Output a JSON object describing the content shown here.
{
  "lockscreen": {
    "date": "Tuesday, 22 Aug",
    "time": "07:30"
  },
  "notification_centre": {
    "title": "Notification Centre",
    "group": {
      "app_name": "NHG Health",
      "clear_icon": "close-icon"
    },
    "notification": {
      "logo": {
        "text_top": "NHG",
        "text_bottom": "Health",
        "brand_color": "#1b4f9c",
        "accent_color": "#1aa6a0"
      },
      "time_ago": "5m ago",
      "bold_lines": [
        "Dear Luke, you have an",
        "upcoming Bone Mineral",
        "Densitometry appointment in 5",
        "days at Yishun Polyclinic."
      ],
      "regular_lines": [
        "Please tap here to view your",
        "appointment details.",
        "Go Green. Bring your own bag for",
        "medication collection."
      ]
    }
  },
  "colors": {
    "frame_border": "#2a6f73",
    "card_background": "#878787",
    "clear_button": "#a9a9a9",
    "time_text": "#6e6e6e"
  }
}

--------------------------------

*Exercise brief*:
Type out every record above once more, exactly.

*Finished task*:
Output a JSON object describing the content shown here.
{
  "lockscreen": {
    "date": "Tuesday, 22 Aug",
    "time": "07:30"
  },
  "notification_centre": {
    "title": "Notification Centre",
    "group": {
      "app_name": "NHG Health",
      "clear_icon": "close-icon"
    },
    "notification": {
      "logo": {
        "text_top": "NHG",
        "text_bottom": "Health",
        "brand_color": "#1b4f9c",
        "accent_color": "#1aa6a0"
      },
      "time_ago": "5m ago",
      "bold_lines": [
        "Dear Luke, you have an",
        "upcoming Bone Mineral",
        "Densitometry appointment in 5",
        "days at Yishun Polyclinic."
      ],
      "regular_lines": [
        "Please tap here to view your",
        "appointment details.",
        "Go Green. Bring your own bag for",
        "medication collection."
      ]
    }
  },
  "colors": {
    "frame_border": "#2a6f73",
    "card_background": "#878787",
    "clear_button": "#a9a9a9",
    "time_text": "#6e6e6e"
  }
}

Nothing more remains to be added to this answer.